▶ _Assignment_
Below is a block of records; repeat all of them exactly.
▽
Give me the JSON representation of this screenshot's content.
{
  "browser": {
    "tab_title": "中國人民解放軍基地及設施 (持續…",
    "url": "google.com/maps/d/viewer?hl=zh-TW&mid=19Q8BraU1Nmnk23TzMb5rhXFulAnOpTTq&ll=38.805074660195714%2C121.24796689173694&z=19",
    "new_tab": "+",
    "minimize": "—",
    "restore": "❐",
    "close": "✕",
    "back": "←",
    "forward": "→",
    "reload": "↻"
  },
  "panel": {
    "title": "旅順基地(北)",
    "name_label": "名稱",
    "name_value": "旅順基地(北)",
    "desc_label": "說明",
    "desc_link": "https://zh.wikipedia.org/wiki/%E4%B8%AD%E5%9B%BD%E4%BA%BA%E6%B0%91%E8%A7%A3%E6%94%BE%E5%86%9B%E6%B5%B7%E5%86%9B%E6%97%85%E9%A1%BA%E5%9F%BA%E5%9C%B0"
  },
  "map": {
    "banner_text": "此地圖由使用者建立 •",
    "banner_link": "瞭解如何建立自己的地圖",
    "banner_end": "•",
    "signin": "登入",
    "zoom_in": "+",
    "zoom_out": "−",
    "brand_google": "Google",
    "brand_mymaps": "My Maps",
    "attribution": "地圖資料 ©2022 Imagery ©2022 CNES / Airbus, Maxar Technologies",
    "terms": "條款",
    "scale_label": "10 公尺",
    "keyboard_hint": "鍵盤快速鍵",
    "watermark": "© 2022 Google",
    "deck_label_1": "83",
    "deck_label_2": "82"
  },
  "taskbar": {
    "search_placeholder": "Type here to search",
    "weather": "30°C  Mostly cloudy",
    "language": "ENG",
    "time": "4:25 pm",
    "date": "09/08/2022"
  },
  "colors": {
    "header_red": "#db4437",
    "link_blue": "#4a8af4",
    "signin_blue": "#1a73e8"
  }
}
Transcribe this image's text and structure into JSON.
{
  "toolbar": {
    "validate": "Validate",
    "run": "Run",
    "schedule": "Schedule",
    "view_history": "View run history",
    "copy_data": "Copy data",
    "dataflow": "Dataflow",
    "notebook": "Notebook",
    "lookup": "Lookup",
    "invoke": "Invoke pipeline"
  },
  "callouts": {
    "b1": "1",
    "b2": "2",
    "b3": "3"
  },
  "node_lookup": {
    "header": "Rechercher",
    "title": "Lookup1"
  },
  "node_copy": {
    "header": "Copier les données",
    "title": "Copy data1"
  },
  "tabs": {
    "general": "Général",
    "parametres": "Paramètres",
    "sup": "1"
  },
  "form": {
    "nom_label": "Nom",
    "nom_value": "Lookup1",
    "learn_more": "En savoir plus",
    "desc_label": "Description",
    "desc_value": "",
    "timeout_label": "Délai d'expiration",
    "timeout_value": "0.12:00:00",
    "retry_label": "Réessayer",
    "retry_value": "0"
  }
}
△
▶ _Response area_
Give me the JSON representation of this screenshot's content.
{
  "browser": {
    "tab_title": "中國人民解放軍基地及設施 (持續…",
    "url": "google.com/maps/d/viewer?hl=zh-TW&mid=19Q8BraU1Nmnk23TzMb5rhXFulAnOpTTq&ll=38.805074660195714%2C121.24796689173694&z=19",
    "new_tab": "+",
    "minimize": "—",
    "restore": "❐",
    "close": "✕",
    "back": "←",
    "forward": "→",
    "reload": "↻"
  },
  "panel": {
    "title": "旅順基地(北)",
    "name_label": "名稱",
    "name_value": "旅順基地(北)",
    "desc_label": "說明",
    "desc_link": "https://zh.wikipedia.org/wiki/%E4%B8%AD%E5%9B%BD%E4%BA%BA%E6%B0%91%E8%A7%A3%E6%94%BE%E5%86%9B%E6%B5%B7%E5%86%9B%E6%97%85%E9%A1%BA%E5%9F%BA%E5%9C%B0"
  },
  "map": {
    "banner_text": "此地圖由使用者建立 •",
    "banner_link": "瞭解如何建立自己的地圖",
    "banner_end": "•",
    "signin": "登入",
    "zoom_in": "+",
    "zoom_out": "−",
    "brand_google": "Google",
    "brand_mymaps": "My Maps",
    "attribution": "地圖資料 ©2022 Imagery ©2022 CNES / Airbus, Maxar Technologies",
    "terms": "條款",
    "scale_label": "10 公尺",
    "keyboard_hint": "鍵盤快速鍵",
    "watermark": "© 2022 Google",
    "deck_label_1": "83",
    "deck_label_2": "82"
  },
  "taskbar": {
    "search_placeholder": "Type here to search",
    "weather": "30°C  Mostly cloudy",
    "language": "ENG",
    "time": "4:25 pm",
    "date": "09/08/2022"
  },
  "colors": {
    "header_red": "#db4437",
    "link_blue": "#4a8af4",
    "signin_blue": "#1a73e8"
  }
}
Transcribe this image's text and structure into JSON.
{
  "toolbar": {
    "validate": "Validate",
    "run": "Run",
    "schedule": "Schedule",
    "view_history": "View run history",
    "copy_data": "Copy data",
    "dataflow": "Dataflow",
    "notebook": "Notebook",
    "lookup": "Lookup",
    "invoke": "Invoke pipeline"
  },
  "callouts": {
    "b1": "1",
    "b2": "2",
    "b3": "3"
  },
  "node_lookup": {
    "header": "Rechercher",
    "title": "Lookup1"
  },
  "node_copy": {
    "header": "Copier les données",
    "title": "Copy data1"
  },
  "tabs": {
    "general": "Général",
    "parametres": "Paramètres",
    "sup": "1"
  },
  "form": {
    "nom_label": "Nom",
    "nom_value": "Lookup1",
    "learn_more": "En savoir plus",
    "desc_label": "Description",
    "desc_value": "",
    "timeout_label": "Délai d'expiration",
    "timeout_value": "0.12:00:00",
    "retry_label": "Réessayer",
    "retry_value": "0"
  }
}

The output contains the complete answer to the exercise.